A gun industry lobby group backed by five of the largest Australian firearms wholesalers has declared its intention to intervene in state and federal elections to hold governments “accountable for the decisions they make”.
The Shooting Industry Foundation of Australia (SIFA)’s corporate members have bankrolled its activities with more than $1.2 million since late 2014.
Its members are directors of local firms Nioa — which calls itself Australia’s largest privately-owned supplier of small arms and ammunition — Raytrade, Outdoor Sporting Agencies and the Australian offshoots of international gun manufacturers Winchester and Beretta.
SIFA is leading a fresh bid to lobby governments over gun laws, 22 years after the Port Arthur massacre which saw the states and territories sign up to the National Firearms Agreement.
It has sponsored “shooting days” for federal politicians and donated tens of thousands of dollars to firearms-friendly political parties.

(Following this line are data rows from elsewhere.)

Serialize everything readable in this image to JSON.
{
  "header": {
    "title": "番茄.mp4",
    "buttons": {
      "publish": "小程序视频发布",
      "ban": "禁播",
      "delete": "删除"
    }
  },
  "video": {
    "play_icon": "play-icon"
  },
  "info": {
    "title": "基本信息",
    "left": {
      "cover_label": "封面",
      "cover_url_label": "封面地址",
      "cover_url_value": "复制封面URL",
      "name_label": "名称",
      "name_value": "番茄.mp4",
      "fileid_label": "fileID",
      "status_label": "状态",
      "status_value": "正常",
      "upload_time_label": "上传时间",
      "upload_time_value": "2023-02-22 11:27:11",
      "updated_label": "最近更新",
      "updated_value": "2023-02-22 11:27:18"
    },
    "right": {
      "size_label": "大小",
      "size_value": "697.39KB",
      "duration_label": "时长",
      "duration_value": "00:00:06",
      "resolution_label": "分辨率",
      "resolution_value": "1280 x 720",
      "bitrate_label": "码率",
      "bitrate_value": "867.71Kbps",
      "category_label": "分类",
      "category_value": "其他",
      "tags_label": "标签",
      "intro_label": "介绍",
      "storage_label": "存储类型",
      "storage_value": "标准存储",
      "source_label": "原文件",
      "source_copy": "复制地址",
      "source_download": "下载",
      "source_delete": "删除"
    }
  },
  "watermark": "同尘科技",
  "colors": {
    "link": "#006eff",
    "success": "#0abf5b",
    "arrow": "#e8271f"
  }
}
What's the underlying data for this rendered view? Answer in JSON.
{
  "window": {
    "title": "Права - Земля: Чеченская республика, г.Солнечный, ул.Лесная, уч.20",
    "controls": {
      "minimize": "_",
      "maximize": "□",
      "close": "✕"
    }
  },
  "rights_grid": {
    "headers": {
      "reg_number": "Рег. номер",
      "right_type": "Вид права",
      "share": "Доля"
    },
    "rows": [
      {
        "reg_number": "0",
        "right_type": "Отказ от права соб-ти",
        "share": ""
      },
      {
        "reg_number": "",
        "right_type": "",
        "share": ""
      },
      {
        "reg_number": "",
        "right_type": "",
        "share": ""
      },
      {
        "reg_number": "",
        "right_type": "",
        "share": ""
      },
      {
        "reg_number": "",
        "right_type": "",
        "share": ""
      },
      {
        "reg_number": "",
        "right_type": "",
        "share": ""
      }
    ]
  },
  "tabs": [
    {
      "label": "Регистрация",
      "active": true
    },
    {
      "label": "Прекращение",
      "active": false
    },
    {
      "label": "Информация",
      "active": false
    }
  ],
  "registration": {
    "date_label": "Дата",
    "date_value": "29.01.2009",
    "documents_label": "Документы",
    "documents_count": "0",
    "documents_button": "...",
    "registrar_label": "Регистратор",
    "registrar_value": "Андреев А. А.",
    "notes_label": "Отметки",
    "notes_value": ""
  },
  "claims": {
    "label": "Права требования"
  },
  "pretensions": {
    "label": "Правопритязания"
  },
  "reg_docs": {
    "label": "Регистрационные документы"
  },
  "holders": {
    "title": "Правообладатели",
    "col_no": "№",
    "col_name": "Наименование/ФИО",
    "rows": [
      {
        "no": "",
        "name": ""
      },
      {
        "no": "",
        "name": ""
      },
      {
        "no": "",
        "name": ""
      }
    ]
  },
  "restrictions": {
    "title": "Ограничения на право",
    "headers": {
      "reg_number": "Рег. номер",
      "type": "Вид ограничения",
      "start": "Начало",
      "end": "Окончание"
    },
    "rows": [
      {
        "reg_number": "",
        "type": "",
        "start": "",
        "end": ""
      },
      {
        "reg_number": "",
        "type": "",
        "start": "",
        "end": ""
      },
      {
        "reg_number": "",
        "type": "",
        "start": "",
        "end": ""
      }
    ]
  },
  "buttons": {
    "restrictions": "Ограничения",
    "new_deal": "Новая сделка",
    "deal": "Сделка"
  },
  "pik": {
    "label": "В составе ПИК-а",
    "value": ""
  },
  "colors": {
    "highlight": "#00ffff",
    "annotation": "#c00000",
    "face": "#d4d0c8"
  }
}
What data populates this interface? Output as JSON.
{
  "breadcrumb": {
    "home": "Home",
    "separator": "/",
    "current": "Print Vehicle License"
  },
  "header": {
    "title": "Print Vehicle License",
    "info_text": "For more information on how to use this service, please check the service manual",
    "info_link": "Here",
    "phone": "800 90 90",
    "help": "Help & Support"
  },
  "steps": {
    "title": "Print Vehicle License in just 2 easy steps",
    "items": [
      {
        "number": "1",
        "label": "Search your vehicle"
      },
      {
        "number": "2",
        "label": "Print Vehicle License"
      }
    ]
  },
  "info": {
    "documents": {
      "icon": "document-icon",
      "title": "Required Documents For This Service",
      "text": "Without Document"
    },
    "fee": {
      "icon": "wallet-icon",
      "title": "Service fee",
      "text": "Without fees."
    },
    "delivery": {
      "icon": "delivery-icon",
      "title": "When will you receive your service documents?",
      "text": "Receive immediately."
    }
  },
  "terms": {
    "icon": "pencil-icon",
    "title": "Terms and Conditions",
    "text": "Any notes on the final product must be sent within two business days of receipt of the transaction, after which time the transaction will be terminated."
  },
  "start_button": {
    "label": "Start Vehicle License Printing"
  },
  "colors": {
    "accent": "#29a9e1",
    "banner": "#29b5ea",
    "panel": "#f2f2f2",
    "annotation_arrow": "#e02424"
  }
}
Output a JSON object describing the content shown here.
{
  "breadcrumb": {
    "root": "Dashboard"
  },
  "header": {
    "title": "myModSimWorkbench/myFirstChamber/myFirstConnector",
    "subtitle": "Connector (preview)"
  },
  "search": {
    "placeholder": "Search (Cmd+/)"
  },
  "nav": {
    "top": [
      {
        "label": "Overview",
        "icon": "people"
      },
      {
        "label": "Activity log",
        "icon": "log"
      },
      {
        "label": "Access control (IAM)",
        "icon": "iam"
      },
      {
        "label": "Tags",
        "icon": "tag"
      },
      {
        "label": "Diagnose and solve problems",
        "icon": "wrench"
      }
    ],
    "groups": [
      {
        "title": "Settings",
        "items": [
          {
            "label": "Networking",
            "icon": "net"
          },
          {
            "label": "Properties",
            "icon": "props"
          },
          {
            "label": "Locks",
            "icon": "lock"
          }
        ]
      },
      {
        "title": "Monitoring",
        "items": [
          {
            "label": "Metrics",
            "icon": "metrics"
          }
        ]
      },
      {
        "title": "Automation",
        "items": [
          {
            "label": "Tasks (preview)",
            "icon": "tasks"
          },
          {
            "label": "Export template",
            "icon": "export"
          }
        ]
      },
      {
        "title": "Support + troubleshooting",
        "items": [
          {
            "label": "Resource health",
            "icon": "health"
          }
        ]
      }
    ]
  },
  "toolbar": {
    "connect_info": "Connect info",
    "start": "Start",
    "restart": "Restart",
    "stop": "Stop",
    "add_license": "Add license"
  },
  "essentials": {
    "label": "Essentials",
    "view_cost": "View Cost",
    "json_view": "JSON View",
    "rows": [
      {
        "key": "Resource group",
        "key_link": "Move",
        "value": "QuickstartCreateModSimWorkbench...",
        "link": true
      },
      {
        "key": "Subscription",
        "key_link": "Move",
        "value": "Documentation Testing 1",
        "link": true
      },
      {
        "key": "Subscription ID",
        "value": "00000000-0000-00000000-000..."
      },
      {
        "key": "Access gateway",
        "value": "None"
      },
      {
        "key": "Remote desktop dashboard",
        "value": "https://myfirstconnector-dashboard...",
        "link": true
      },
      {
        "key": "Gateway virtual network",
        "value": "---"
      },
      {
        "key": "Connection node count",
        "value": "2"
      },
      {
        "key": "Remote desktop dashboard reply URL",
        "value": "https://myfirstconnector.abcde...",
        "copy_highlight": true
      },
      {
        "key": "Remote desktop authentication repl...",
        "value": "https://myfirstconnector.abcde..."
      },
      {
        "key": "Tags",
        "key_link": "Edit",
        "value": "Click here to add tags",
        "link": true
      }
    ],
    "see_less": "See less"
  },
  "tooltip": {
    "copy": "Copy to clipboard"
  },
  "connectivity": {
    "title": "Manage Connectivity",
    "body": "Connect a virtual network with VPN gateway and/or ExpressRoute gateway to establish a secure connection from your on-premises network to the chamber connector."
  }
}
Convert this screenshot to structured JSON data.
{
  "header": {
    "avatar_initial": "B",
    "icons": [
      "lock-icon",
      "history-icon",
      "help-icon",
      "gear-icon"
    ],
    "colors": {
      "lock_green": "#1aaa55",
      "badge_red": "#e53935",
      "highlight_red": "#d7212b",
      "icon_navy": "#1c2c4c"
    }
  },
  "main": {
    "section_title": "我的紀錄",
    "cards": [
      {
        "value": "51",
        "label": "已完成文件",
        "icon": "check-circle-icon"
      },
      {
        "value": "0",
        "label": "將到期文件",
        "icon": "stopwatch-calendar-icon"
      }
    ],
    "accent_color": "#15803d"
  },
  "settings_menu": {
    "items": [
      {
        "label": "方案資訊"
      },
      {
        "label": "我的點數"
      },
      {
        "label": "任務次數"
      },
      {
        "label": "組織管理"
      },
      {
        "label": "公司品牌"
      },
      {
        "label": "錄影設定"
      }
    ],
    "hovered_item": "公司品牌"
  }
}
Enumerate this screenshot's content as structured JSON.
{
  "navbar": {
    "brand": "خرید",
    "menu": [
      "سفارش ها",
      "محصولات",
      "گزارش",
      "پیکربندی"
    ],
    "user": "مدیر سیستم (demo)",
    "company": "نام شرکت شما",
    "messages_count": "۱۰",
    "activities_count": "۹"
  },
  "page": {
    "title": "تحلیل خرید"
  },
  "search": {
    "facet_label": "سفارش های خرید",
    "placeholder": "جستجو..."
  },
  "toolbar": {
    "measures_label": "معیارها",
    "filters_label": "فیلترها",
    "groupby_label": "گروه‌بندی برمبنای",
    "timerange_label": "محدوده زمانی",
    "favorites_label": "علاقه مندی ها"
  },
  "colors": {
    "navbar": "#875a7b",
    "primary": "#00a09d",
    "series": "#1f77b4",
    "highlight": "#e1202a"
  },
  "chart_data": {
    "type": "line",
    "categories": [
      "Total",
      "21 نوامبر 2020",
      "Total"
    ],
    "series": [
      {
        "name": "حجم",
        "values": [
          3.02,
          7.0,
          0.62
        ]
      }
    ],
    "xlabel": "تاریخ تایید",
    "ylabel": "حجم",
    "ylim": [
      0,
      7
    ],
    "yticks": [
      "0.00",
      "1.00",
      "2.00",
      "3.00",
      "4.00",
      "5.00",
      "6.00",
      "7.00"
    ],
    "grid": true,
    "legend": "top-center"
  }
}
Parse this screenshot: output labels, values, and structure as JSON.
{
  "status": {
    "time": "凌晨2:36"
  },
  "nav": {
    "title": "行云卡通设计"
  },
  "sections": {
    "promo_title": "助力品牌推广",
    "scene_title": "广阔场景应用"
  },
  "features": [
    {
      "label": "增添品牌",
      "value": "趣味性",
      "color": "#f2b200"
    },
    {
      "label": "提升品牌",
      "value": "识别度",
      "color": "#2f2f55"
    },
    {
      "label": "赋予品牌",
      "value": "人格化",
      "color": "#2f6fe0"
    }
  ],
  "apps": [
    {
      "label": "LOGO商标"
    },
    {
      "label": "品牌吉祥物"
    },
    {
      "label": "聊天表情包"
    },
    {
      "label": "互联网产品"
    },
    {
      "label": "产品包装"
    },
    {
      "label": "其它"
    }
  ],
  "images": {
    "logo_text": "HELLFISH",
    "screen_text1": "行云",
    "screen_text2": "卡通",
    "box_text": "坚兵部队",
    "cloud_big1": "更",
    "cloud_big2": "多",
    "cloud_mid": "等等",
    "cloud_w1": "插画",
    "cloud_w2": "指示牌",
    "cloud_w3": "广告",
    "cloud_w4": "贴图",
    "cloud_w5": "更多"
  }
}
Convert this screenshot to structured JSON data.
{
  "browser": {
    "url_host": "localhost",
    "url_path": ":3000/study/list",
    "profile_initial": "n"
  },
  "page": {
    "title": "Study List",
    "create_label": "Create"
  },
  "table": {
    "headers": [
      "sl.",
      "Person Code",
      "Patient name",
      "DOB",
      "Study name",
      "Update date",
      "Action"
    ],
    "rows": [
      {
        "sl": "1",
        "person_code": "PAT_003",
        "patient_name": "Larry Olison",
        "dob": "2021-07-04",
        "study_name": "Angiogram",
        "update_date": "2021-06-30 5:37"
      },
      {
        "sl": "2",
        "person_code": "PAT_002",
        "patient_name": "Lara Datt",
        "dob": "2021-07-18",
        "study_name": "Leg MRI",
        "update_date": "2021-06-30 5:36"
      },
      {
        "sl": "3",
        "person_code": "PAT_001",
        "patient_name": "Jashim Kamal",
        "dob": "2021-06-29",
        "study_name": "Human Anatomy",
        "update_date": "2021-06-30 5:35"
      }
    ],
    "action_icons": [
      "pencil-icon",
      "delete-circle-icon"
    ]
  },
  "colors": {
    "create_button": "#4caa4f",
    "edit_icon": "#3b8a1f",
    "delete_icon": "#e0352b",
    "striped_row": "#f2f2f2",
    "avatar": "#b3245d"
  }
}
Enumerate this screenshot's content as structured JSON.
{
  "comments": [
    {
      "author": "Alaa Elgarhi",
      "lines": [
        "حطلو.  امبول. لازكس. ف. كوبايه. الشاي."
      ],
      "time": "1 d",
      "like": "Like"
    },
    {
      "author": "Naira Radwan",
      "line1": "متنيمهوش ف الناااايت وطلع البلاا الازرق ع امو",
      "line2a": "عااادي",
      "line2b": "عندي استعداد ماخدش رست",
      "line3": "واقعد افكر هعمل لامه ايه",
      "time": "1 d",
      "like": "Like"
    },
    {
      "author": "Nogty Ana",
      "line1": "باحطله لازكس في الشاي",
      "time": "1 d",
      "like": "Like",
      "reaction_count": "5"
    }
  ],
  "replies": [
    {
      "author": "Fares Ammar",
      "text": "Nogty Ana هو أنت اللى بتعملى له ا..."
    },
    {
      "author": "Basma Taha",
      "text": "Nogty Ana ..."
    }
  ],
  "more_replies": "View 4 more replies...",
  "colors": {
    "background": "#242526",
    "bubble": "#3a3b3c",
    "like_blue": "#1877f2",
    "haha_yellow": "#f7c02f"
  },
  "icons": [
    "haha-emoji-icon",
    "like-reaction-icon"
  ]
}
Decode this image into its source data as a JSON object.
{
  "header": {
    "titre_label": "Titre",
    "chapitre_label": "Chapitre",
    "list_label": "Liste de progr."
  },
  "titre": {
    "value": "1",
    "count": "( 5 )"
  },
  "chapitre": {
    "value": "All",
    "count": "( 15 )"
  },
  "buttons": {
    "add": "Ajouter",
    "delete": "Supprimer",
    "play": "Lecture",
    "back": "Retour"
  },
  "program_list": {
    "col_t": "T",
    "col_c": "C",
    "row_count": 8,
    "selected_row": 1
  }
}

SIFA spokeswoman Laura Patterson told the ABC’s Four Corners program that the organisation would consider getting involved in future elections, after doing so in Queensland last year.
“If the circumstances came up in any jurisdiction in this country where we felt that a communications campaign in parallel with a political election cycle was appropriate, then we would make that decision on any given day, given the circumstances,” she said.
“We’re looking to enter a new era of engagement. We want it to be open. We want people to understand who we are and why we’re doing what we’re doing.
“We want governments to be held accountable for the decisions they make.”
On Saturday SIFA backed a fresh campaign ahead of the November 24 Victorian state election.
The “Not Happy Dan” campaign urges voters to “put Labor last”.
In a media release SIFA said the decision was based on research it had commissioned into issues such as access to public lands, crime, energy costs, skills and jobs shortages.
SIFA behind Queensland ‘Flick em’ campaign
SIFA contributed $220,000 to a $555,460 political campaign called “Flick em” during last year’s Queensland election aimed at forcing a hung parliament by urging voters to place the major parties last.
Among the likely beneficiaries of the campaign were One Nation and Katter’s Australian Party, whose federal leader, Bob Katter, is the father-in-law of Nioa’s owner, Robert Nioa.
Ms Patterson said it was aiming for “a good quality crossbench, and we were aiming for a government which couldn’t be formed by majority.”
One of SIFA’s goals was to push for discussions about the re-categorisation of some firearms, including the controversial Adler lever action shotgun the Queensland Government had recently made harder to acquire.
Mr Nioa’s company imports the Adler shotgun into Australia for sale.
SIFA was also part of a firearms consultative committee convened by the Tasmanian Liberal government before the state election in March to come up with a new gun policy.
When the policy was leaked on election eve it caused outrage.
It proposed laws to give better access to high-powered guns to sporting shooters, to double the firearm licence period to 10 years, and allow some shooters access to silencers.
Gun control groups accused the Tasmanian Government of breaching the National Firearms Agreement struck between states and territories after the 1996 Port Arthur massacre.
The outcry forced the Government to dump the policy after the election.
Former deputy prime minister Tim Fischer, who as part of the Howard government was an architect of the 1996 firearms agreement, told Four Corners he was concerned about gun industry lobbying.
“There is a muscling up by those making money out of a trade of guns into this country, and we need to watch that very closely lest it lead Australia and the state and territory parliaments, legislatures, and at the federal level, down the wrong path,” Mr Fischer said.
Big Guns: Four Corners
Watch Big Guns on Four Corners tonight at 8.30pm on ABC TV and ABC iview.